» **Your objective**
List all lines of the data containing the word "this".

» **Supplied entries**
>>>>

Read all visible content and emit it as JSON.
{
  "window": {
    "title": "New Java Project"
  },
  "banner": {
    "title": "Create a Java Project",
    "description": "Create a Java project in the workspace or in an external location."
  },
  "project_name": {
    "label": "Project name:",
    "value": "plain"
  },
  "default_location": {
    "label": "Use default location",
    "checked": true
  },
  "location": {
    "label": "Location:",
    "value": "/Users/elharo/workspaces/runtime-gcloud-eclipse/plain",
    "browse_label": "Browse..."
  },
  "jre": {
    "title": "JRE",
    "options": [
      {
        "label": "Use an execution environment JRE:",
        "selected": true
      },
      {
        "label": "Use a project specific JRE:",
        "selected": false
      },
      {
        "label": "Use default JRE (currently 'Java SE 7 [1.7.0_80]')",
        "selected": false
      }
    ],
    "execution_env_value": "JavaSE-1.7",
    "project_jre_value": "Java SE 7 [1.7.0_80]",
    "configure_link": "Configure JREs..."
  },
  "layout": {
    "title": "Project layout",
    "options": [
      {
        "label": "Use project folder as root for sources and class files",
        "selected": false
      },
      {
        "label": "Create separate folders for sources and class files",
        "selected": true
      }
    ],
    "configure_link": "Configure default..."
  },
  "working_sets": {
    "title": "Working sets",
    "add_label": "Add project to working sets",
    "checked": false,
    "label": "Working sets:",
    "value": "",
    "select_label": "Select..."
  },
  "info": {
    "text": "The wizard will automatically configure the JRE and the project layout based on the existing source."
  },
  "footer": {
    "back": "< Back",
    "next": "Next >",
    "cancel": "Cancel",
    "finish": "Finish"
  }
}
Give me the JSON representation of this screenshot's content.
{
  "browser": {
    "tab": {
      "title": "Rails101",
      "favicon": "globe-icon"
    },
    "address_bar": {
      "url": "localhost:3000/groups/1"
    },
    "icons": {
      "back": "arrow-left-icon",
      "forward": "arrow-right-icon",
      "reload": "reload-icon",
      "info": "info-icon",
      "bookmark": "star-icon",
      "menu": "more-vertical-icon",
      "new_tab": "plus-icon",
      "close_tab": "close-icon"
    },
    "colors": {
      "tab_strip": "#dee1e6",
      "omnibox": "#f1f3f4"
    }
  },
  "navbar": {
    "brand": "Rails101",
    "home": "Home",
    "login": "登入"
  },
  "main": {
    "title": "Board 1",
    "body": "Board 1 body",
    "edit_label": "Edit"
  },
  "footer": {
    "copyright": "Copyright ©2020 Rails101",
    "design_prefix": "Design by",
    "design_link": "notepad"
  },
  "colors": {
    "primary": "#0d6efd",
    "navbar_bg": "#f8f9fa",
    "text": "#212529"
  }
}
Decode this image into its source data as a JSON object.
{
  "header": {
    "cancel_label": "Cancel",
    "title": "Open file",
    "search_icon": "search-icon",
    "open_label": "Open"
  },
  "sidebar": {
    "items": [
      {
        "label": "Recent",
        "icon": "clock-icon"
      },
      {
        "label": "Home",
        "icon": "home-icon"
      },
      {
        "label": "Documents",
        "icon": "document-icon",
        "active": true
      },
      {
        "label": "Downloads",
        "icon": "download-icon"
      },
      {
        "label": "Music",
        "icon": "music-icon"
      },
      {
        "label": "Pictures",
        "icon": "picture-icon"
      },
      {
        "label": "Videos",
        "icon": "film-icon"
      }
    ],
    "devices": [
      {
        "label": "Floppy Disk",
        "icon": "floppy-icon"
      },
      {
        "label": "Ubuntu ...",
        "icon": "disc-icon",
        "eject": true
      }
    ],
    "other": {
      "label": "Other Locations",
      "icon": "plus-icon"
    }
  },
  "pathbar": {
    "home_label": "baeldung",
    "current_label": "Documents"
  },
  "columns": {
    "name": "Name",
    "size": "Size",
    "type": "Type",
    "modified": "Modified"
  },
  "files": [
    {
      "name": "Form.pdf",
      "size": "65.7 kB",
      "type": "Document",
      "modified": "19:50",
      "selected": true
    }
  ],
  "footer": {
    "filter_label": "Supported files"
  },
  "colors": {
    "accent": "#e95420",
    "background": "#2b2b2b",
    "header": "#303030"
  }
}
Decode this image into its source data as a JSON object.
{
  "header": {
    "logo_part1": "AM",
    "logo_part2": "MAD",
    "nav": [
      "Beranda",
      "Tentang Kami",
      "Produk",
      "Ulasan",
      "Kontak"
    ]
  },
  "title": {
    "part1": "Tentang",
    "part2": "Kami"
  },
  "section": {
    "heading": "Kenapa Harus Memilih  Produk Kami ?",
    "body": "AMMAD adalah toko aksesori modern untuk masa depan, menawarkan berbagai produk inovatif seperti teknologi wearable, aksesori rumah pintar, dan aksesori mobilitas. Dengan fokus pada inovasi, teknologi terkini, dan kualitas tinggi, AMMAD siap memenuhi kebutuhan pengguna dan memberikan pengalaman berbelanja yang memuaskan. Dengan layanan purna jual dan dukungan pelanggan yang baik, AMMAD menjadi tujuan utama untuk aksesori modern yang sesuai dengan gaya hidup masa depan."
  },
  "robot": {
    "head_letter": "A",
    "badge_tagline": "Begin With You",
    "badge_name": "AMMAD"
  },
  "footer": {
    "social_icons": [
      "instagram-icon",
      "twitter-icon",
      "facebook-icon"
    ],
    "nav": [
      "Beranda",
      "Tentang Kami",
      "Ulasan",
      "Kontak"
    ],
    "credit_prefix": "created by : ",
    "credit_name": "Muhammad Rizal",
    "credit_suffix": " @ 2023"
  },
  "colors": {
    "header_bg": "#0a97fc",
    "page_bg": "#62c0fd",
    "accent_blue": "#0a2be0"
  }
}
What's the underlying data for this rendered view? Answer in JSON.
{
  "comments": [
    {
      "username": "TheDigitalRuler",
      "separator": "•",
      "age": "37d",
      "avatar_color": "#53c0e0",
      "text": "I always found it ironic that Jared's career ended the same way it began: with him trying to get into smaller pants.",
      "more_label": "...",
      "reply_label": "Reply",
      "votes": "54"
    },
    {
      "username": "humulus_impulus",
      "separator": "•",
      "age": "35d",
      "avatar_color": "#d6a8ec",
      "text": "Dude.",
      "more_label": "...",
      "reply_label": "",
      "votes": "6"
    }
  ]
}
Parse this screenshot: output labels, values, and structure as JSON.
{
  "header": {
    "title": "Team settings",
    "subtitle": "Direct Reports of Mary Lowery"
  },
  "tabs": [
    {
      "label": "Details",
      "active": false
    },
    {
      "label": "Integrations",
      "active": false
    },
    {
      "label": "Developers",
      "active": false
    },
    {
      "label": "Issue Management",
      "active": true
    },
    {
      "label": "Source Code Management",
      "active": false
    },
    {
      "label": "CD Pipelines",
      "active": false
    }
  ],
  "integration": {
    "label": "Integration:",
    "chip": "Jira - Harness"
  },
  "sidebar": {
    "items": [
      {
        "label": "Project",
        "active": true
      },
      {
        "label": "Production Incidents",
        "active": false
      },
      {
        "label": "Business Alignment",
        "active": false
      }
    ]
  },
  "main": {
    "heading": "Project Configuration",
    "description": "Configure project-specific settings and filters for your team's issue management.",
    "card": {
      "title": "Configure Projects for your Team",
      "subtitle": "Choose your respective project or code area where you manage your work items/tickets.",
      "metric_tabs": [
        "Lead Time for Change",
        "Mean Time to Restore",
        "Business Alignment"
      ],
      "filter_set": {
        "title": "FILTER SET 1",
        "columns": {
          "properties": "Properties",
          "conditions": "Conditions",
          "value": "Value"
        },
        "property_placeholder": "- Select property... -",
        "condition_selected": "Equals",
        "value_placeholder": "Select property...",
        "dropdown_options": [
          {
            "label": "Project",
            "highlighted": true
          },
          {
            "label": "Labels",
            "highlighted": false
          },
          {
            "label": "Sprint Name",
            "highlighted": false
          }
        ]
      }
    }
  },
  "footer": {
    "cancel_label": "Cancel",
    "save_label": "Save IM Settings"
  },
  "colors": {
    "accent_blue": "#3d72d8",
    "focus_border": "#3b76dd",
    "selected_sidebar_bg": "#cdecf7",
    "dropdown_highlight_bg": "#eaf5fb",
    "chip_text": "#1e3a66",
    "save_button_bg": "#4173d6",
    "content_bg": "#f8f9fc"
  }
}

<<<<

» **The answer**
Give me the JSON representation of this screenshot's content.
Decode this image into its source data as a JSON object.
Decode this image into its source data as a JSON object.
What's the underlying data for this rendered view? Answer in JSON.
Parse this screenshot: output labels, values, and structure as JSON.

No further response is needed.